The exercise requirement for Leonberger dogs varies according to their size and age.
A healthy adult Leonberger needs at least twenty-five minutes of daily exercise. It is best to walk your dog at a moderate pace. Ideally, you should use a retractable leash or a long lead.
Aside from exercise, Leonbergers also benefit from mental stimulation, such as playing with puzzle toys or learning new commands.
Because the Leonberger breed has a short lifespan (only 8-9 years on average), it is important to ensure that it gets plenty of exercises.
This is especially important since a Leonberger needs at least two hours of exercise each day to keep its energy levels in check.
However, you should also take note of the breed’s potential health risks, which may include inherited neuromuscular disease.
Exercise is also important for Leonberger puppies. However, the breed has a high prey drive and should be leashed whenever they are out in public.
This is because the breed is prone to wandering off and chasing interesting critters. Leashes will also keep the dog under your control and prevent him from running wild.
Weight & Height
If you’ve been considering getting a Leonberger, you’ve probably been wondering how much they weigh.
Fortunately, there are many ways to find out exactly how much your dog weighs. While the size of your dog will depend on its breed, there are some guidelines you can follow to keep your pup healthy.
If your Leonberger puppy is a bit overweight, you can consult a veterinarian to get some advice. Leonbergers are large dogs that look handsome and elegant.
They’re gentle and patient and are great companions. Their weight and height can vary a bit, but they generally weigh around one hundred and fifty pounds at full maturity.
The average Leonberger male will be around 28 to 31 inches tall, while the average female will weigh between 90 to 150 pounds. While both males and females are large, they’re still good companions to a family with children.
Leonbergers are not aggressive toward strangers, but they can be a little suspicious at first. However, if you give them a chance, they will warm up to you.
Despite their size, they don’t require much grooming. However, you should still bathe them once every month and watch out for mats.

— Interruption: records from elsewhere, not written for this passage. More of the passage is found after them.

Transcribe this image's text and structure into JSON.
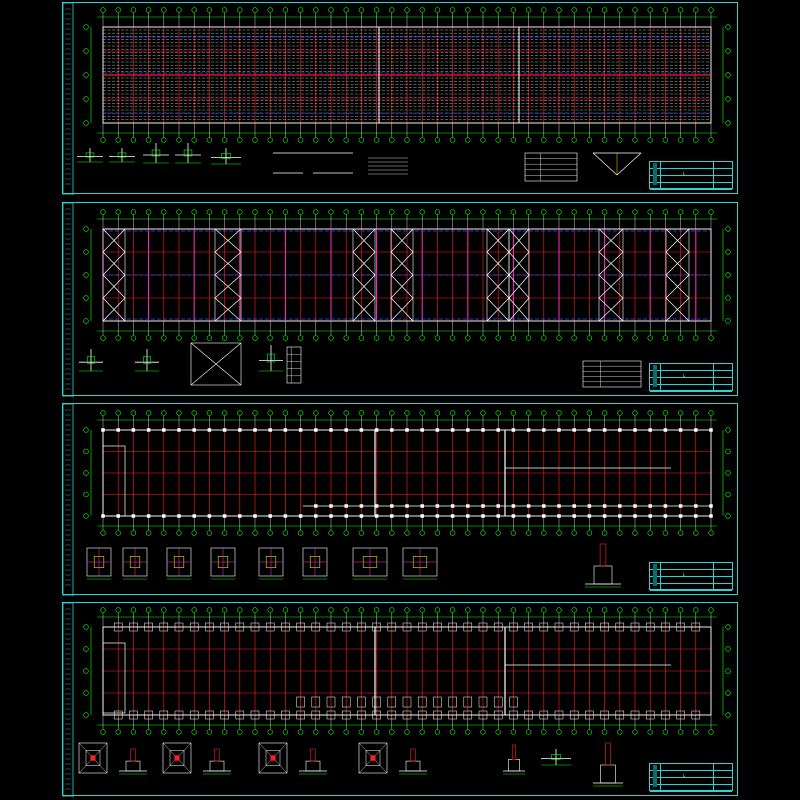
{
  "drawing": {
    "sheets": [
      {
        "id": "roof-purlin-plan",
        "title_mark": "L"
      },
      {
        "id": "roof-bracing-plan",
        "title_mark": "L"
      },
      {
        "id": "column-layout-plan",
        "title_mark": "L"
      },
      {
        "id": "foundation-plan",
        "title_mark": "L"
      }
    ]
  },
  "colors": {
    "frame": "#2ad4d4",
    "grid": "#ff2020",
    "axis": "#00ff00",
    "magenta": "#ff30c0",
    "blue": "#3050ff",
    "white": "#ffffff",
    "yellow": "#e6e600"
  }
}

We appreciate you for taking the time to read!
Finally, we hope you found this article interesting? And what do you think about ”All You Need To Know About The Life And Features Of Leonberger Puppies!?”
Please you should feel free to share or inform your friends about this article and this site, thanks!

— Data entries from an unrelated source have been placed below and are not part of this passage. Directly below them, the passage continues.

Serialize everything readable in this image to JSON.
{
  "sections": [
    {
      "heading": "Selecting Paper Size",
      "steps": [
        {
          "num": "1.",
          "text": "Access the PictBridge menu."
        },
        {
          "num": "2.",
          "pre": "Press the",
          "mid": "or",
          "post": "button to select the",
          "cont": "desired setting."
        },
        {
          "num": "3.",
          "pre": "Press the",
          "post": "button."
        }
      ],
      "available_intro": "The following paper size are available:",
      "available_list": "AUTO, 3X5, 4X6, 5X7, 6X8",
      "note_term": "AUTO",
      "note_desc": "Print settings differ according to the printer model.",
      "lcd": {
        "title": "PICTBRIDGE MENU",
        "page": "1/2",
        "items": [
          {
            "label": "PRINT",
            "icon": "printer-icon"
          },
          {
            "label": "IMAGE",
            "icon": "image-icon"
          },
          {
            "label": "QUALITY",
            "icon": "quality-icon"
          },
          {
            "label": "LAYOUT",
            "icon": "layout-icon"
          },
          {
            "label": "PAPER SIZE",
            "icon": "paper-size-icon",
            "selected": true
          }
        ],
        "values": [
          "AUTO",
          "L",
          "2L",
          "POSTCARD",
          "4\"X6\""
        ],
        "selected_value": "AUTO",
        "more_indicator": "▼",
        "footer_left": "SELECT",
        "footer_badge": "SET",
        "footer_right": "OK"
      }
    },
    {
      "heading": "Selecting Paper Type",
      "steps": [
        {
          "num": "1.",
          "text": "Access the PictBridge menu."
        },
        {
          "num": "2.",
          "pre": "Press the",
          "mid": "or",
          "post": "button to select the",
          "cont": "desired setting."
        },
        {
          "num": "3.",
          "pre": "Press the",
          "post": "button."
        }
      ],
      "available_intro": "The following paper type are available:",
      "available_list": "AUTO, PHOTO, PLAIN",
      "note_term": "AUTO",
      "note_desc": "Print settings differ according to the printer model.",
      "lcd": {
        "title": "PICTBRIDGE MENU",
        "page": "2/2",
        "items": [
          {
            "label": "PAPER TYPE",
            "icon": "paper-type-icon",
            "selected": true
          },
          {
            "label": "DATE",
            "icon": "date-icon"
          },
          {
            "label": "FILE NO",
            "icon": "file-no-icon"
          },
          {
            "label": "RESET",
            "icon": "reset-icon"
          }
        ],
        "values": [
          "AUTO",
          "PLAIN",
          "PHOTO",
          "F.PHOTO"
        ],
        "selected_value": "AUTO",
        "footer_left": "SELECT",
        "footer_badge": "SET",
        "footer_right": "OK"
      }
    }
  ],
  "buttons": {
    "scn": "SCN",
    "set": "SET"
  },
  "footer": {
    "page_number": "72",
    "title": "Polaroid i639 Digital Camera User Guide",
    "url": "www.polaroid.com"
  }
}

And let us know if you observe something that isn’t quite right.